Return, from the data that follows, each line that holds the word "Stochastic".
(Data)
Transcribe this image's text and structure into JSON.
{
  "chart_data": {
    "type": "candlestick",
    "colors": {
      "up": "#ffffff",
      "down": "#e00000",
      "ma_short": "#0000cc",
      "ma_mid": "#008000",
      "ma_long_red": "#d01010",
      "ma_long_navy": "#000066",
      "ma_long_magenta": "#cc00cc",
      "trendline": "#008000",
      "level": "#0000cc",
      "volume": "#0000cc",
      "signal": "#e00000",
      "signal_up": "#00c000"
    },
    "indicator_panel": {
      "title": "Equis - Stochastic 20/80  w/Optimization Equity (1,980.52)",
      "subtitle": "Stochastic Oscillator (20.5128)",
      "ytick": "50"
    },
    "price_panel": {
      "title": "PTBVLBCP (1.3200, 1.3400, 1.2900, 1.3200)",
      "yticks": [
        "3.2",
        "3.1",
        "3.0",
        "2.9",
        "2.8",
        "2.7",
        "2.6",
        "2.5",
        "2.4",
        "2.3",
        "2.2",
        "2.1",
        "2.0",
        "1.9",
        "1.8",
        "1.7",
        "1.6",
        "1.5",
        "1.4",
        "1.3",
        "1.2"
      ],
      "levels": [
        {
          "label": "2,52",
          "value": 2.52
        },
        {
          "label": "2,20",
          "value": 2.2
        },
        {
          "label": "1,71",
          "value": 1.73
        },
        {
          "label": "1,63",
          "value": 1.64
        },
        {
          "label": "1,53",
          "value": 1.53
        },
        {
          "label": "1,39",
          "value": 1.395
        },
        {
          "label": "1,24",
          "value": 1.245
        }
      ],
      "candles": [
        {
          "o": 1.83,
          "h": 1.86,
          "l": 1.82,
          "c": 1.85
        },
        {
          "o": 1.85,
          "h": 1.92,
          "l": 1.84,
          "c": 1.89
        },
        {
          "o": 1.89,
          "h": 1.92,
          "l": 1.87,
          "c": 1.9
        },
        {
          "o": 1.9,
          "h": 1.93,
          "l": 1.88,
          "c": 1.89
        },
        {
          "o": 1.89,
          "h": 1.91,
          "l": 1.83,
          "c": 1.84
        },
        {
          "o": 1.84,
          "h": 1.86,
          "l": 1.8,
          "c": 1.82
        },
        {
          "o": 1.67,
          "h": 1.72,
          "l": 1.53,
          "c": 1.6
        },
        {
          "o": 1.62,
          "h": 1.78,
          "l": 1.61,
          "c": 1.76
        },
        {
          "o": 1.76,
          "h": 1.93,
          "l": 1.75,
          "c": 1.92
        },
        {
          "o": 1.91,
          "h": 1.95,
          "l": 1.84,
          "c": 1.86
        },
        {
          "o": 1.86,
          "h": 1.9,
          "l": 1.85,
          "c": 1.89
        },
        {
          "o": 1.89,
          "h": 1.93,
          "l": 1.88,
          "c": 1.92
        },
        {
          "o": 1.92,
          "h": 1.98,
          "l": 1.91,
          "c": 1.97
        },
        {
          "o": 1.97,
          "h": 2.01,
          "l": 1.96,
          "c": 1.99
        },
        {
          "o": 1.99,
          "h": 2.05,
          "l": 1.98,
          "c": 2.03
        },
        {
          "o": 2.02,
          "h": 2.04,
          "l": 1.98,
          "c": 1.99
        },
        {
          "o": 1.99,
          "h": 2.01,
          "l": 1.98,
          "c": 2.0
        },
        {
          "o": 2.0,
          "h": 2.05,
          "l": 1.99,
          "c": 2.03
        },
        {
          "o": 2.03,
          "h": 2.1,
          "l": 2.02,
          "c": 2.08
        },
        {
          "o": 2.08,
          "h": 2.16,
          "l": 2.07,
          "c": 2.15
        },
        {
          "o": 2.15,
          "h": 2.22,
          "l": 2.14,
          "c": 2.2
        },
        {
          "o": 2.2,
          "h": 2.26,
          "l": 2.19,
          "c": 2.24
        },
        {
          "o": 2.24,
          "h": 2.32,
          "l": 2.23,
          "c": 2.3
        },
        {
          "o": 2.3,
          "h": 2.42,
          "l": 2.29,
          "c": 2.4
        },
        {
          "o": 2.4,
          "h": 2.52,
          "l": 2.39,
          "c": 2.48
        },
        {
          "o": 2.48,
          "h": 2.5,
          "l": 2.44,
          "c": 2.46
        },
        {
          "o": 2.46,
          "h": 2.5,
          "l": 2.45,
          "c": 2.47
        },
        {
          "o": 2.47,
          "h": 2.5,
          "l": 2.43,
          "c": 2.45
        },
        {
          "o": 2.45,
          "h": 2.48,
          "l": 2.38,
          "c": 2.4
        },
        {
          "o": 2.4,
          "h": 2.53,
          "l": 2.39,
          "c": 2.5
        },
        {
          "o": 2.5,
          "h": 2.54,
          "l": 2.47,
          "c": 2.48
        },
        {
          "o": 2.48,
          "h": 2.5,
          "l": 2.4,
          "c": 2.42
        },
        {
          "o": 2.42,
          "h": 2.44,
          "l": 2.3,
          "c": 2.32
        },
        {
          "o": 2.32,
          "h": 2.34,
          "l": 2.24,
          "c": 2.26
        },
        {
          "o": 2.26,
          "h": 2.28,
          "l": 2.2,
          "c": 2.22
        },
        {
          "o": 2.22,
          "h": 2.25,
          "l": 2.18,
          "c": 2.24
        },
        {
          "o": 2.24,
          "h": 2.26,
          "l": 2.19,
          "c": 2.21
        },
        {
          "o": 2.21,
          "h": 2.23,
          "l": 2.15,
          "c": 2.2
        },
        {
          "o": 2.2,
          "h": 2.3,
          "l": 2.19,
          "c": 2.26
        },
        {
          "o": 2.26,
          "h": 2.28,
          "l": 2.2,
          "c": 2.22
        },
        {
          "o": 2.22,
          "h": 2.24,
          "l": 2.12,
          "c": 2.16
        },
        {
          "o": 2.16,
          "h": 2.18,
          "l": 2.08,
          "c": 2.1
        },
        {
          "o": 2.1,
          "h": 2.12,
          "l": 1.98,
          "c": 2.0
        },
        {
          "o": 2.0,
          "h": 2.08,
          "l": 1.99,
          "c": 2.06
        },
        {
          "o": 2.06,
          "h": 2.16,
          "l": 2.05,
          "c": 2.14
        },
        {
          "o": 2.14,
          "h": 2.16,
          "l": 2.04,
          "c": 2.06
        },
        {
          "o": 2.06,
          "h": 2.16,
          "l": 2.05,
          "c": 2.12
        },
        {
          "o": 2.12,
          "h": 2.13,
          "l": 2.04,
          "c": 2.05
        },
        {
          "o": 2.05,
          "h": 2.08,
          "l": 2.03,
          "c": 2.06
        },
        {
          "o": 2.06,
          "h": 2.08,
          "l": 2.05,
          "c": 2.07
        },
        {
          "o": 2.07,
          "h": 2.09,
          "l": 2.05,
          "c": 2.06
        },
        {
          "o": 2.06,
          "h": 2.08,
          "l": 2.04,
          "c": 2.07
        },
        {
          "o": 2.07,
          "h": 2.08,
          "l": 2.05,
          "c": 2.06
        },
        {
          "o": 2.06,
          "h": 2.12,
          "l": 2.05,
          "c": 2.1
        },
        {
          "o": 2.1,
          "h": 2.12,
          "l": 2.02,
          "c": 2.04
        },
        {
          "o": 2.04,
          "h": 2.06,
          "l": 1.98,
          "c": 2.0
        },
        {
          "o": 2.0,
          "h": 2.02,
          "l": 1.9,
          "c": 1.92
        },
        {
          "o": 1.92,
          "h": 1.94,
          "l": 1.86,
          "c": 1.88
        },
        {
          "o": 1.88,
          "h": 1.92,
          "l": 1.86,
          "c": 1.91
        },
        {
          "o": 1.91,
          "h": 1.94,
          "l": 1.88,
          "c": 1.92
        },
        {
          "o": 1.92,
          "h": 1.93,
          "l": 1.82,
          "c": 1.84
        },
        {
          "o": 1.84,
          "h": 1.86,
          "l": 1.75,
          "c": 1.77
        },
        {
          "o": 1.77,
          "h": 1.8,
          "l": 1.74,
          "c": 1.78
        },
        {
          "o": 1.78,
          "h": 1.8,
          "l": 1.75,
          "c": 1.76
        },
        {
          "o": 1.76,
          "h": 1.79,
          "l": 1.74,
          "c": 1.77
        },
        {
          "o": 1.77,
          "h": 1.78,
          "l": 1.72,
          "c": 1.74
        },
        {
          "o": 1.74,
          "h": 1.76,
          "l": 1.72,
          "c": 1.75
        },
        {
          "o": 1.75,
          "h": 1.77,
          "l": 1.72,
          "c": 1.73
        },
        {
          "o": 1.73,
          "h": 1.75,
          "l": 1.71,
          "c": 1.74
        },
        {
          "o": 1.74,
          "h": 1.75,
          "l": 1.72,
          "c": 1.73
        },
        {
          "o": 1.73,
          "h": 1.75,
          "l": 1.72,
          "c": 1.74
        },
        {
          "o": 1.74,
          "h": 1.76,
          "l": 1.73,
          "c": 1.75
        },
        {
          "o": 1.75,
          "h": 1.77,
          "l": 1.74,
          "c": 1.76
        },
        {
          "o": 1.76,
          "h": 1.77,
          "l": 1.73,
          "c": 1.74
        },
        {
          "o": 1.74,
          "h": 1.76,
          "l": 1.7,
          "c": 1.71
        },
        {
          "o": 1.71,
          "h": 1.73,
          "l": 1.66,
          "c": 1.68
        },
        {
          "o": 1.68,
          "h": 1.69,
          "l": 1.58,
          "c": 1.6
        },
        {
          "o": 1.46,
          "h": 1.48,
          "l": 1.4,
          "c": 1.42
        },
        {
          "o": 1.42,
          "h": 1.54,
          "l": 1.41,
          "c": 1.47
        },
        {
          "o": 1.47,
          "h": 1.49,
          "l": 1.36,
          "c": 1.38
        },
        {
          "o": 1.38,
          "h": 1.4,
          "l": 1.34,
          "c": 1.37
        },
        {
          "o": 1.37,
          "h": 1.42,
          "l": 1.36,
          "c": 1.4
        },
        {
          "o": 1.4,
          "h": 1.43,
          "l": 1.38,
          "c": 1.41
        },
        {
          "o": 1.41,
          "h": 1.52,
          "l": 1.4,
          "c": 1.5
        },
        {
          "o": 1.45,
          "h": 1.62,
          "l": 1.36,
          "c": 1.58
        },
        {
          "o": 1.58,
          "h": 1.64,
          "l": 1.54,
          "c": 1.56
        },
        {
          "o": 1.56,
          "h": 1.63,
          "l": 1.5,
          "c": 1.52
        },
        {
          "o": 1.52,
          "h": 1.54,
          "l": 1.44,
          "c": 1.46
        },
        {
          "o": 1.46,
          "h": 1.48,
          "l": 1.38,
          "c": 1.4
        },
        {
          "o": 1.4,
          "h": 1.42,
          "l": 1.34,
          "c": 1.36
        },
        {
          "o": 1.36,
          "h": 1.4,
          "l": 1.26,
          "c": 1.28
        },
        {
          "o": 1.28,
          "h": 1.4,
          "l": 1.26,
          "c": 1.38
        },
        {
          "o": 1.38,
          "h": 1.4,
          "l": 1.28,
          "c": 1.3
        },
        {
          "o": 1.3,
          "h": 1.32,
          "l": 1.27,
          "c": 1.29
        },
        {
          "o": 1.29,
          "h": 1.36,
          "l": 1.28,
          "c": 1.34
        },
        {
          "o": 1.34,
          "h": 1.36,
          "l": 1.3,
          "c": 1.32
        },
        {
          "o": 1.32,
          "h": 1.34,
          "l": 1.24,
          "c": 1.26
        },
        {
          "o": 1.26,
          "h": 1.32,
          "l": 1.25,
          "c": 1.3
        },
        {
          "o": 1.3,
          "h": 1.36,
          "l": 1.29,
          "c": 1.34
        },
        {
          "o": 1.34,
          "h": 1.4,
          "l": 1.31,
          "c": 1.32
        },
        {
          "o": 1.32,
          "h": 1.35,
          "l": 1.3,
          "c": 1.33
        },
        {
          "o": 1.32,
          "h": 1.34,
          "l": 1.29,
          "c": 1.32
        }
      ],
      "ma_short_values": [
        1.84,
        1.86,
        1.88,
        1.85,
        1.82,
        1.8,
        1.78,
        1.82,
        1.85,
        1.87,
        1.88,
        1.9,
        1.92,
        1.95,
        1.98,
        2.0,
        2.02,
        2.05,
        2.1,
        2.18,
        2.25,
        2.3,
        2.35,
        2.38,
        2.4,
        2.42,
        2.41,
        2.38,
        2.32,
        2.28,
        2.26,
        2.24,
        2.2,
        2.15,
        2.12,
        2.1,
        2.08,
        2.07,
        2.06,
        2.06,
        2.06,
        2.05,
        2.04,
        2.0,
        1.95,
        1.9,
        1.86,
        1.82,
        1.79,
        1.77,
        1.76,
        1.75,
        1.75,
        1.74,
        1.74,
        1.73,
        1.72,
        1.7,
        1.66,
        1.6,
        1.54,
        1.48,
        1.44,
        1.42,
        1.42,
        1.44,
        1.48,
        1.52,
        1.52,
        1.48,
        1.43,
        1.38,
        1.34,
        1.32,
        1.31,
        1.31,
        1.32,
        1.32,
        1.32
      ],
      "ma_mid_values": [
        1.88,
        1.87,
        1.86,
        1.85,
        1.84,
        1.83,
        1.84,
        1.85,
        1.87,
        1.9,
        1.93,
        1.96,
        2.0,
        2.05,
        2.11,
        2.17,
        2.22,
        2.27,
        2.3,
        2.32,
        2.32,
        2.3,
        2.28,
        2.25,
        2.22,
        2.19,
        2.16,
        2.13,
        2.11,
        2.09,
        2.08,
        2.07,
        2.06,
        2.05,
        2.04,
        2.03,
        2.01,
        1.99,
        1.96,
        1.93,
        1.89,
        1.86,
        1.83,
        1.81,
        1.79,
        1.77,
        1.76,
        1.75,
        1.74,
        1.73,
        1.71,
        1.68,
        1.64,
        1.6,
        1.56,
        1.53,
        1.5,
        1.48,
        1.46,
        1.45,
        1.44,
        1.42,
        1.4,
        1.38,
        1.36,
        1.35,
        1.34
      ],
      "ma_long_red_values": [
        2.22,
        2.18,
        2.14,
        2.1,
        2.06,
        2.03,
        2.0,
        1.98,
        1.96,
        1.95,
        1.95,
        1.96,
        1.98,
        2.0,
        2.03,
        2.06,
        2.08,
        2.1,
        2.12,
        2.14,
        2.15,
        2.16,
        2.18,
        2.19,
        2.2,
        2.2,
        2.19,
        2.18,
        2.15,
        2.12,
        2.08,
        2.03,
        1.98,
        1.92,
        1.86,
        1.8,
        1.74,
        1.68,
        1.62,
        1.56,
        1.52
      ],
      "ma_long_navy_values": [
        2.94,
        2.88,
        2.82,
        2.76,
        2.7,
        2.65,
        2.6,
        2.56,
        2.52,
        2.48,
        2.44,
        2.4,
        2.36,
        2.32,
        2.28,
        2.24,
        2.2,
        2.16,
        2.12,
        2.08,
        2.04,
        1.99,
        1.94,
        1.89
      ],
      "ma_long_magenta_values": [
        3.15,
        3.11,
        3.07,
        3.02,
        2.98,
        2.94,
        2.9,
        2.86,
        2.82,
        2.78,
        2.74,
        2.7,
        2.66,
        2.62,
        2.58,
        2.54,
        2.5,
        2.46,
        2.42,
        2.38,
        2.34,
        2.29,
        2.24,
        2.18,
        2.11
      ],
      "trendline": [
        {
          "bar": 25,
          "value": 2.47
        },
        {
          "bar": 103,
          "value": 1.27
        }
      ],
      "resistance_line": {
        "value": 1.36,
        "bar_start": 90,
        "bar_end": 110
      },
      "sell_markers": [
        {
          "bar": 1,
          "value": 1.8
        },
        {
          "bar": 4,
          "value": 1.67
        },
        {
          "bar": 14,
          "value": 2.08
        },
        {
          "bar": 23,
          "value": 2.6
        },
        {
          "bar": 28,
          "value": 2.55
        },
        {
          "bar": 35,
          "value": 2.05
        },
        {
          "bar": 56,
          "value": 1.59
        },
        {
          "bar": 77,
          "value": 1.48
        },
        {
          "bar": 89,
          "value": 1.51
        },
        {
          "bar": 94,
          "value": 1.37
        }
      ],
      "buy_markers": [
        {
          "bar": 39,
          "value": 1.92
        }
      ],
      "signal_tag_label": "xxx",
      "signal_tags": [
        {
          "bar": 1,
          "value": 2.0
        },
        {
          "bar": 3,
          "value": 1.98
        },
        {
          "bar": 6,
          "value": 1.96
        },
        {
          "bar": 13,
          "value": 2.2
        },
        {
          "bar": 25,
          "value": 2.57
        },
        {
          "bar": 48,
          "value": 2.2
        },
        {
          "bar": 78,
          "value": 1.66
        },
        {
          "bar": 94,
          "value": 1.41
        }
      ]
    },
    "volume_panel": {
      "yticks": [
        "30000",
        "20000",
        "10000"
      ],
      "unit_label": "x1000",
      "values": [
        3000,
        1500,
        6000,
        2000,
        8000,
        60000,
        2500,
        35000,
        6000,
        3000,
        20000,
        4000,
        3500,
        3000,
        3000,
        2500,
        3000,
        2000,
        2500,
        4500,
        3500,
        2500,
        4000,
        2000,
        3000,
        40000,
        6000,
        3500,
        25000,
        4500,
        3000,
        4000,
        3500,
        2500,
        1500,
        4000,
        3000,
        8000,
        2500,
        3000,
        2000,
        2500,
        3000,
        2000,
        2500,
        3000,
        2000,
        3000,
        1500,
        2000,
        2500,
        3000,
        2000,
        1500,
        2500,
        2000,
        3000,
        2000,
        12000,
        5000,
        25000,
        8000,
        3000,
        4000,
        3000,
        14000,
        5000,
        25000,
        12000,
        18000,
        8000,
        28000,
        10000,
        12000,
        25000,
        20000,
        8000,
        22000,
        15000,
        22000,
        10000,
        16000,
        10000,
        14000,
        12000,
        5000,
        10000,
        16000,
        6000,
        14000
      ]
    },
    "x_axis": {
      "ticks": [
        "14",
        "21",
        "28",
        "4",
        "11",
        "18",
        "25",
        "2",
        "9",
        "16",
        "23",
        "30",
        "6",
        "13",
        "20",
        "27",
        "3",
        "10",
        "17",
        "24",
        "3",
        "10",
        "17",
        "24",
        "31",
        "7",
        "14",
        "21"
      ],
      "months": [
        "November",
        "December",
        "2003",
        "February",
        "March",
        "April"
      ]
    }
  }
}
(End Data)
◆ Written solution:
      "title": "Equis - Stochastic 20/80  w/Optimization Equity (1,980.52)",
      "subtitle": "Stochastic Oscillator (20.5128)",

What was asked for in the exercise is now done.